Another waiter has a different perspective.

“Customers are honestly the most challenging part of my job,” says Jack, a fifth year guide. “You get absolutely wonderful customers - and then you get the opposite, that come in and do things that they would never, ever consider doing in any other restaurant.”

He explains that he has to deal with a lot of challenging situations, like drunk customers who can become aggressive with the staff and other diners.

However, he points out that he’s only ever thrown customers out about ten times – “which in five years in the restaurant business is actually quite good.”

“Remember that inside the dark room we’re a social experience - you’ll be sitting next to anyone and everyone, whether they’re any old joes, celebrities, or members of the royal families.”

And it’s this social aspect that is a surprising and wonderful element to Dans Le Noir? Seated on long tables next to strangers, the darkness encourages frank interaction and a bond with strangers.

Jack tells us about his best customer experience, in his second year at Dans Le Noir?

Two men had been dating online for a good six months, but had never met each other – one from London, one from New Zealand.  

“They finally decided to meet down in the dark room, and after about twenty minutes of talking, one gentleman proposed to the other right there and then.”

There have already been three proposals in the dark this year. According to Jack, the entire room goes quiet and everyone holds their breath. “And of course it’s an explosion of noise when you hear “Yes!”

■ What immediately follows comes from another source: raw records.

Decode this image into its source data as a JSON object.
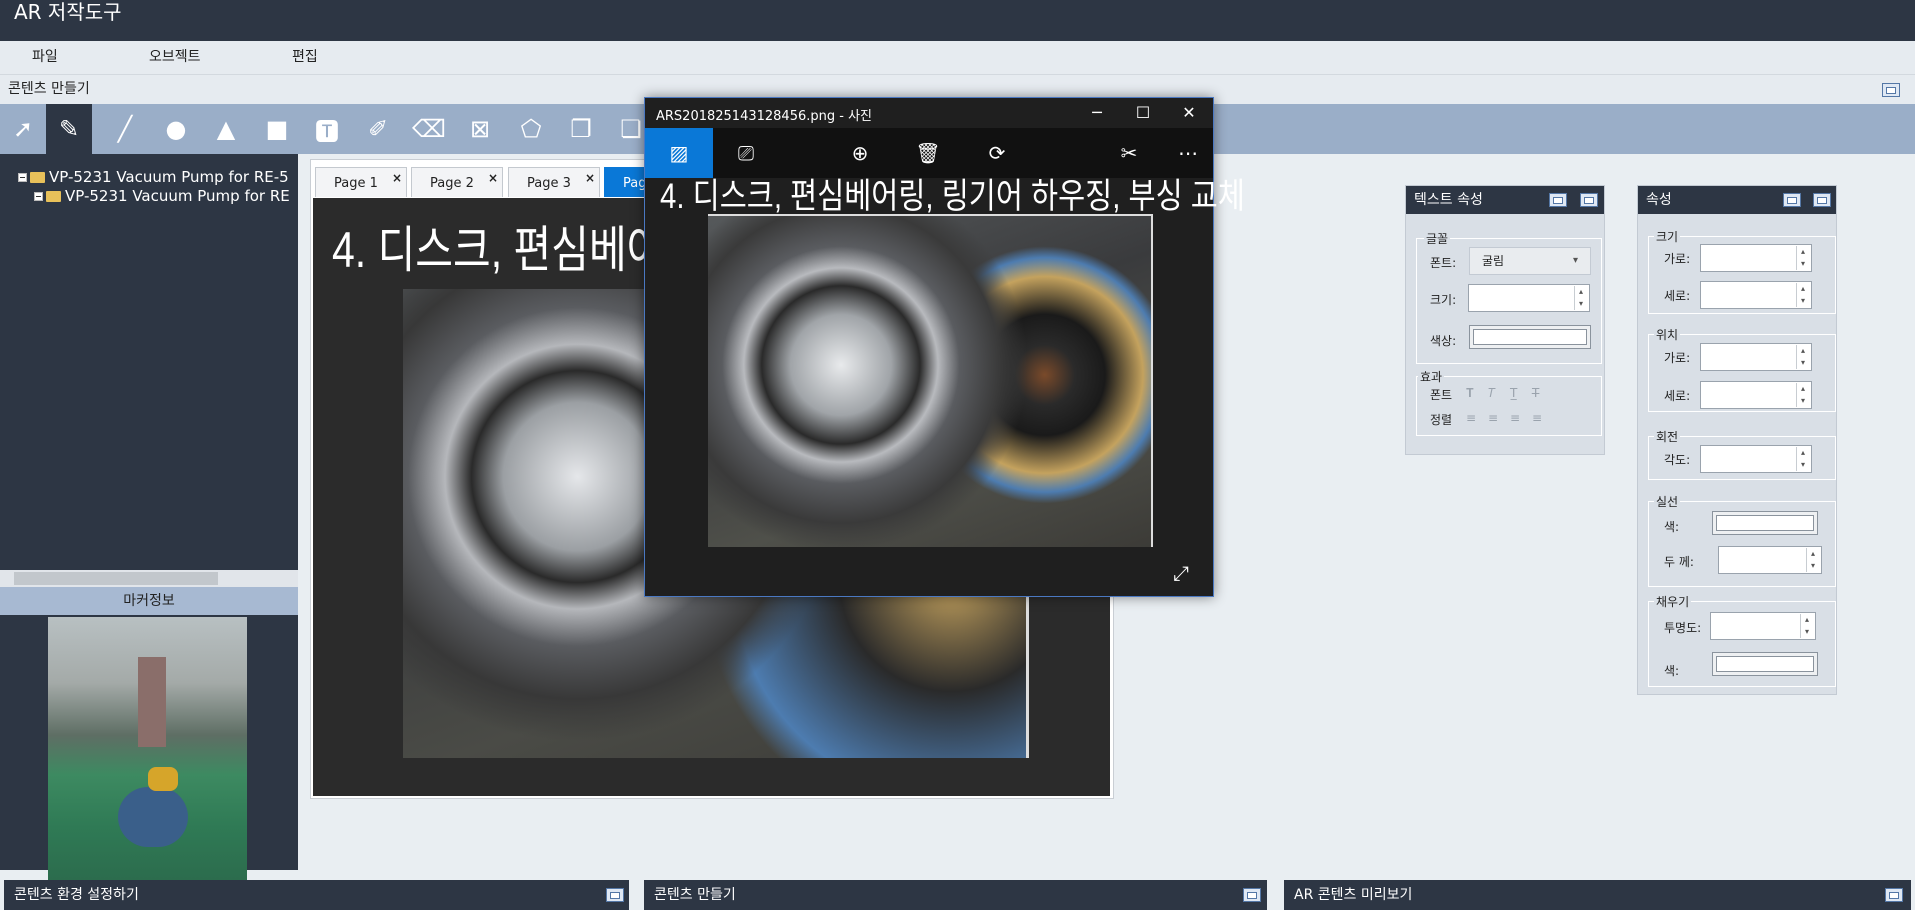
{
  "app": {
    "title": "AR 저작도구"
  },
  "menu": [
    "파일",
    "오브젝트",
    "편집"
  ],
  "content_title": "콘텐츠 만들기",
  "tree": {
    "items": [
      {
        "label": "VP-5231 Vacuum Pump for RE-5"
      },
      {
        "label": "VP-5231 Vacuum Pump for RE"
      }
    ]
  },
  "marker": {
    "title": "마커정보"
  },
  "tabs": [
    {
      "label": "Page 1"
    },
    {
      "label": "Page 2"
    },
    {
      "label": "Page 3"
    },
    {
      "label": "Page"
    }
  ],
  "tab_close": "×",
  "slide": {
    "title": "4. 디스크, 편심베어링"
  },
  "photo_viewer": {
    "title": "ARS201825143128456.png - 사진",
    "headline": "4. 디스크, 편심베어링, 링기어 하우징, 부싱 교체"
  },
  "text_props": {
    "title": "텍스트 속성",
    "font_group": "글꼴",
    "font_label": "폰트:",
    "font_value": "굴림",
    "size_label": "크기:",
    "color_label": "색상:",
    "effect_group": "효과",
    "effect_font_label": "폰트",
    "effect_align_label": "정렬"
  },
  "props": {
    "title": "속성",
    "size_group": "크기",
    "width_label": "가로:",
    "height_label": "세로:",
    "pos_group": "위치",
    "pos_x_label": "가로:",
    "pos_y_label": "세로:",
    "rot_group": "회전",
    "angle_label": "각도:",
    "line_group": "실선",
    "line_color_label": "색:",
    "line_thickness_label": "두     께:",
    "fill_group": "채우기",
    "opacity_label": "투명도:",
    "fill_color_label": "색:"
  },
  "bottom": {
    "left": "콘텐츠 환경 설정하기",
    "center": "콘텐츠 만들기",
    "right": "AR 콘텐츠 미리보기"
  },
  "colors": {
    "dark_bar": "#2d3644",
    "toolbar": "#9aaec8",
    "accent_blue": "#0a78d7"
  }
}
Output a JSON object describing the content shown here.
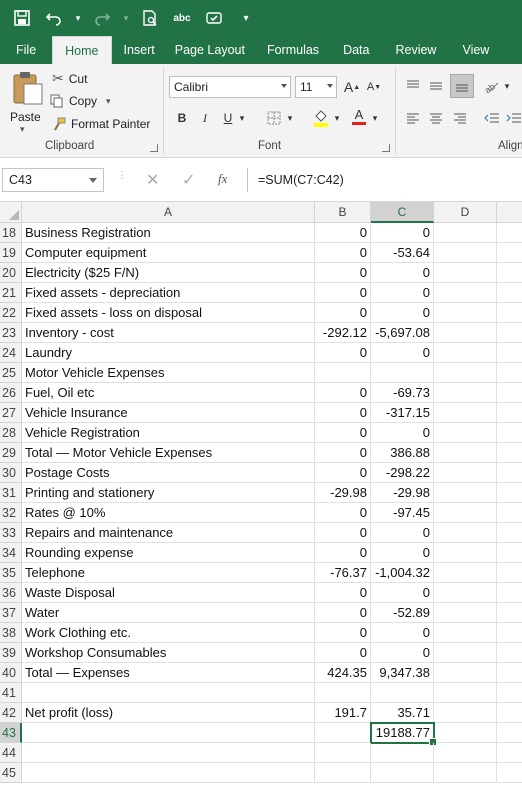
{
  "qat": {
    "icons": [
      "save-icon",
      "undo-icon",
      "redo-icon",
      "print-preview-icon",
      "spelling-icon",
      "touch-mode-icon",
      "customize-qat-icon"
    ],
    "spell_text": "abc"
  },
  "tabs": [
    "File",
    "Home",
    "Insert",
    "Page Layout",
    "Formulas",
    "Data",
    "Review",
    "View"
  ],
  "active_tab": "Home",
  "ribbon": {
    "clipboard": {
      "paste_label": "Paste",
      "cut_label": "Cut",
      "copy_label": "Copy",
      "format_painter_label": "Format Painter",
      "group_label": "Clipboard"
    },
    "font": {
      "font_name": "Calibri",
      "font_size": "11",
      "bold": "B",
      "italic": "I",
      "underline": "U",
      "grow_font": "A",
      "shrink_font": "A",
      "font_color_letter": "A",
      "group_label": "Font"
    },
    "alignment": {
      "group_label": "Align"
    }
  },
  "formula_bar": {
    "name_box": "C43",
    "fx": "fx",
    "formula": "=SUM(C7:C42)"
  },
  "columns": [
    "A",
    "B",
    "C",
    "D"
  ],
  "selected_column": "C",
  "rows": [
    {
      "n": "18",
      "a": "Business Registration",
      "b": "0",
      "c": "0"
    },
    {
      "n": "19",
      "a": "Computer equipment",
      "b": "0",
      "c": "-53.64"
    },
    {
      "n": "20",
      "a": "Electricity ($25 F/N)",
      "b": "0",
      "c": "0"
    },
    {
      "n": "21",
      "a": "Fixed assets - depreciation",
      "b": "0",
      "c": "0"
    },
    {
      "n": "22",
      "a": "Fixed assets - loss on disposal",
      "b": "0",
      "c": "0"
    },
    {
      "n": "23",
      "a": "Inventory - cost",
      "b": "-292.12",
      "c": "-5,697.08"
    },
    {
      "n": "24",
      "a": "Laundry",
      "b": "0",
      "c": "0"
    },
    {
      "n": "25",
      "a": "Motor Vehicle Expenses",
      "b": "",
      "c": ""
    },
    {
      "n": "26",
      "a": "Fuel, Oil etc",
      "b": "0",
      "c": "-69.73"
    },
    {
      "n": "27",
      "a": "Vehicle Insurance",
      "b": "0",
      "c": "-317.15"
    },
    {
      "n": "28",
      "a": "Vehicle Registration",
      "b": "0",
      "c": "0"
    },
    {
      "n": "29",
      "a": "Total — Motor Vehicle Expenses",
      "b": "0",
      "c": "386.88"
    },
    {
      "n": "30",
      "a": "Postage Costs",
      "b": "0",
      "c": "-298.22"
    },
    {
      "n": "31",
      "a": "Printing and stationery",
      "b": "-29.98",
      "c": "-29.98"
    },
    {
      "n": "32",
      "a": "Rates @ 10%",
      "b": "0",
      "c": "-97.45"
    },
    {
      "n": "33",
      "a": "Repairs and maintenance",
      "b": "0",
      "c": "0"
    },
    {
      "n": "34",
      "a": "Rounding expense",
      "b": "0",
      "c": "0"
    },
    {
      "n": "35",
      "a": "Telephone",
      "b": "-76.37",
      "c": "-1,004.32"
    },
    {
      "n": "36",
      "a": "Waste Disposal",
      "b": "0",
      "c": "0"
    },
    {
      "n": "37",
      "a": "Water",
      "b": "0",
      "c": "-52.89"
    },
    {
      "n": "38",
      "a": "Work Clothing etc.",
      "b": "0",
      "c": "0"
    },
    {
      "n": "39",
      "a": "Workshop Consumables",
      "b": "0",
      "c": "0"
    },
    {
      "n": "40",
      "a": "Total — Expenses",
      "b": "424.35",
      "c": "9,347.38"
    },
    {
      "n": "41",
      "a": "",
      "b": "",
      "c": ""
    },
    {
      "n": "42",
      "a": "Net profit (loss)",
      "b": "191.7",
      "c": "35.71"
    },
    {
      "n": "43",
      "a": "",
      "b": "",
      "c": "19188.77"
    },
    {
      "n": "44",
      "a": "",
      "b": "",
      "c": ""
    },
    {
      "n": "45",
      "a": "",
      "b": "",
      "c": ""
    }
  ],
  "active_row": "43",
  "colors": {
    "excel_green": "#217346",
    "ribbon_bg": "#f3f3f3"
  }
}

“And the girl can’t see the ring, of course. I’d say just bring a Haribo. Why the hell not?”

And The Ethik Investment Group, which owns the Dans Le Noir? franchise, is committed to making sure that their initiatives are more than just sensory experiences, but a socially responsible effort to promote awareness and integration of the differently abled in the workplace.

And it practises what it preaches: 50% of their employees are disabled – including their Vice President, who is blind.

Tatiana says: “I think it has a strong impact, a positive image to other companies, showing that it’s possible to have a really important position at a corporate level, even if you’re disabled.

“It proves that when people are in the right place, they are sometimes even better than people with no disability – for example, there’s nobody better than our guides to work in the dark. They are the experts.”

Subscribe to get sent a digest of new articles by Harriet Marsden

This site is protected by reCAPTCHA and the Google Privacy Policy and Terms of Service apply.